When I wouldn’t take the bait, he sat at another table later and threw pork rinds at me. Kyle Rader, who writes for this blog, and his wife Verena Meyer witnessed the whole thing. When one of our table guests suggested confronting him, I suggested it wasn’t a good idea since I had been eavesdropping on his conversation to find out who he was. He and his partner were gang enforcement officers in plain clothes. Must have had a bad day and wanted to end somebody.
Bryce E. Rich, who started this blog, can tell you about my encounters with the University of Chicago’s finest: The tap on the window when my car was parked less than two minutes with flashers on to see “what my problem” was. The smile of relief–“Okay, you guys be safe”–after he sees my white passenger in the car, the friend I told him I was dropping off at his apartment.
I could go on, say, about the time I was pulled over with the lie, after my license was cleared, “There is a warrant out for the arrest of the other guy on the registration.”
“A warrant, for the arrest of my partner, Cliff Chan?”

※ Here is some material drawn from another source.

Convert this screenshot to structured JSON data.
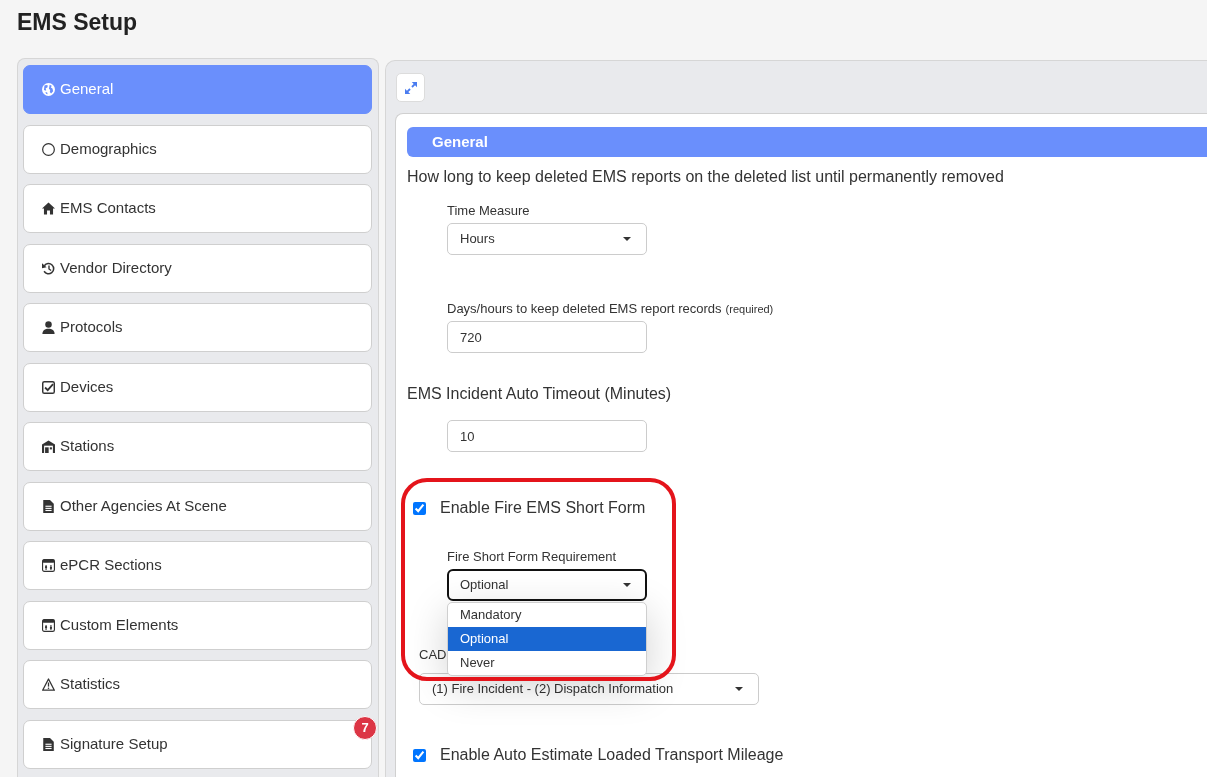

“Oh, no. We would have no reason to arrest anybody named Chan.”
Or maybe about the Geneva, NY cop who stopped me at a sobriety check point with the words, “So, you came all the way from California to party, huh?”
“No, officer. I came to be the new chaplain at Hobart and William Smith Colleges over there. But I tell you what: If you’d like to post up in the driveway at the frat house next door to me, I’m sure you’ll meet your quota for the night.”
“Hehe. Welcome to Geneva, Sir. You have yourself a wonderful day.”
One day, I will go on. But for now, I’ll be content to step out of line as a Respectable Negro and make some folks uncomfortable with the unvarnished truth. Of course, not all cops are racist–some are family, friends, trusted colleagues. But everywhere I go, I’m black. And that has a way of changing the calculus regardless of the officer’s race.